Dialectical Behavior Therapy (DBT) originated as a treatment for chronically suicidal patients and those experiencing Borderline Personality Disorder. Since then, DBT has been found to be useful in treating a range of concerns that benefit from increased mindfulness, distress tolerance, emotional regulation (including impulse control), and interpersonal effectiveness. DBT in its full form follows a certain structure that includes group skills classes in addition to individual therapy. Many patients benefit from attending both components of this therapy, though others are satisfied learning the skills portion of therapy within their individual counseling sessions.
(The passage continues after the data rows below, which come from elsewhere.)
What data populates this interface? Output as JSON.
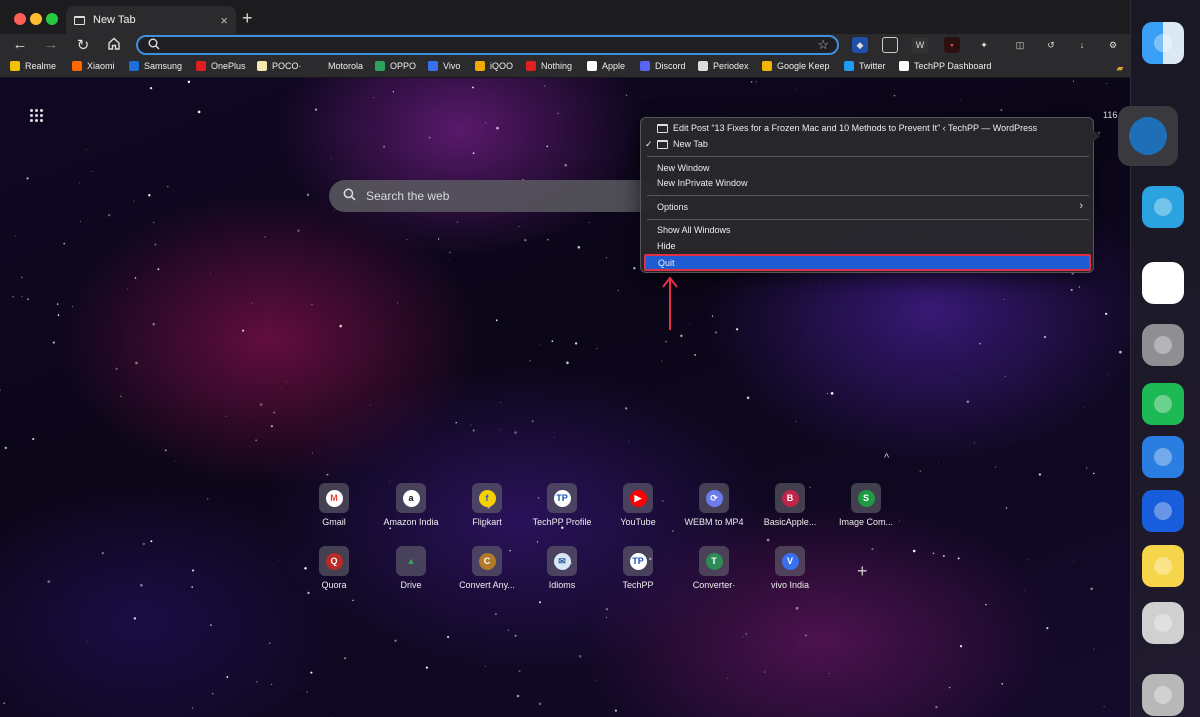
{
  "browser": {
    "tab_title": "New Tab",
    "close_glyph": "×",
    "new_tab_glyph": "+",
    "page_indicator": "116"
  },
  "bookmarks": [
    {
      "label": "Realme",
      "color": "#f2c200"
    },
    {
      "label": "Xiaomi",
      "color": "#ff6900"
    },
    {
      "label": "Samsung",
      "color": "#1c6fd8"
    },
    {
      "label": "OnePlus",
      "color": "#e02020"
    },
    {
      "label": "POCO·",
      "color": "#f5e9b0"
    },
    {
      "label": "Motorola",
      "color": "#2b2b2e"
    },
    {
      "label": "OPPO",
      "color": "#2aa35c"
    },
    {
      "label": "Vivo",
      "color": "#3a6ff0"
    },
    {
      "label": "iQOO",
      "color": "#f2a900"
    },
    {
      "label": "Nothing",
      "color": "#e02020"
    },
    {
      "label": "Apple",
      "color": "#ffffff"
    },
    {
      "label": "Discord",
      "color": "#5865f2"
    },
    {
      "label": "Periodex",
      "color": "#dddddd"
    },
    {
      "label": "Google Keep",
      "color": "#f5b400"
    },
    {
      "label": "Twitter",
      "color": "#1d9bf0"
    },
    {
      "label": "TechPP Dashboard",
      "color": "#ffffff"
    }
  ],
  "search": {
    "placeholder": "Search the web"
  },
  "speed_dial": [
    {
      "label": "Gmail",
      "letter": "M",
      "color": "#ea4335",
      "bg": "#ffffff"
    },
    {
      "label": "Amazon India",
      "letter": "a",
      "color": "#111111",
      "bg": "#ffffff"
    },
    {
      "label": "Flipkart",
      "letter": "f",
      "color": "#1a5fd6",
      "bg": "#f7d000"
    },
    {
      "label": "TechPP Profile",
      "letter": "TP",
      "color": "#1a4fb8",
      "bg": "#ffffff"
    },
    {
      "label": "YouTube",
      "letter": "▶",
      "color": "#ffffff",
      "bg": "#ff0000"
    },
    {
      "label": "WEBM to MP4",
      "letter": "⟳",
      "color": "#ffffff",
      "bg": "#6a7cf0"
    },
    {
      "label": "BasicApple...",
      "letter": "B",
      "color": "#ffffff",
      "bg": "#c0264a"
    },
    {
      "label": "Image Com...",
      "letter": "S",
      "color": "#ffffff",
      "bg": "#1f9a44"
    },
    {
      "label": "Quora",
      "letter": "Q",
      "color": "#ffffff",
      "bg": "#b92b27"
    },
    {
      "label": "Drive",
      "letter": "▲",
      "color": "#34a853",
      "bg": "transparent"
    },
    {
      "label": "Convert Any...",
      "letter": "C",
      "color": "#ffffff",
      "bg": "#b07a2a"
    },
    {
      "label": "Idioms",
      "letter": "✉",
      "color": "#2a5c9a",
      "bg": "#d8e6f5"
    },
    {
      "label": "TechPP",
      "letter": "TP",
      "color": "#1a4fb8",
      "bg": "#ffffff"
    },
    {
      "label": "Converter·",
      "letter": "T",
      "color": "#ffffff",
      "bg": "#2e8b57"
    },
    {
      "label": "vivo India",
      "letter": "V",
      "color": "#ffffff",
      "bg": "#3a6ff0"
    }
  ],
  "context_menu": {
    "windows": [
      "Edit Post “13 Fixes for a Frozen Mac and 10 Methods to Prevent It” ‹ TechPP — WordPress",
      "New Tab"
    ],
    "checkmark": "✓",
    "new_window": "New Window",
    "new_private_window": "New InPrivate Window",
    "options": "Options",
    "show_all_windows": "Show All Windows",
    "hide": "Hide",
    "quit": "Quit"
  },
  "dock": [
    {
      "name": "finder-icon",
      "color": "#3aa0f5"
    },
    {
      "name": "edge-icon",
      "color": "#1e6fb8"
    },
    {
      "name": "telegram-icon",
      "color": "#2aa3e0"
    },
    {
      "name": "slack-icon",
      "color": "#ffffff"
    },
    {
      "name": "system-settings-icon",
      "color": "#8e8e93"
    },
    {
      "name": "spotify-icon",
      "color": "#1db954"
    },
    {
      "name": "tasks-icon",
      "color": "#2a7de1"
    },
    {
      "name": "bitwarden-icon",
      "color": "#175ddc"
    },
    {
      "name": "notes-icon",
      "color": "#f7d54a"
    },
    {
      "name": "disk-utility-icon",
      "color": "#d0d0d0"
    },
    {
      "name": "trash-icon",
      "color": "#b8b8b8"
    }
  ]
}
Patients in DBT learn how to implement a variety of skills into their daily lives. An example of one skill is to learn various forms of distraction that are useful when one is feeling overwhelmed by their emotions and want to escape them temporarily. To increase adaptive distraction, patients learn the ACCEPTS acronym, which helps summarize various helpful distraction methods such as Activities, Contributing, Comparisons, opposite Emotions, Pushing away, other Thoughts, other Sensations. Another example of a skills learned is DEAR MAN, which is a method for communicating with others when there is something that you want to get from them. So instead of yelling, demanding, or otherwise having an unhelpful conversation with someone, a person in DBT would learn to Describe, Express, Assert, Reinforce, stay Mindful, Appear confident, and Negotiate. These are but a few of the wide range of skills that patients in DBT have opportunities to learn and to implement in their life to increase stability, peace, and well-being.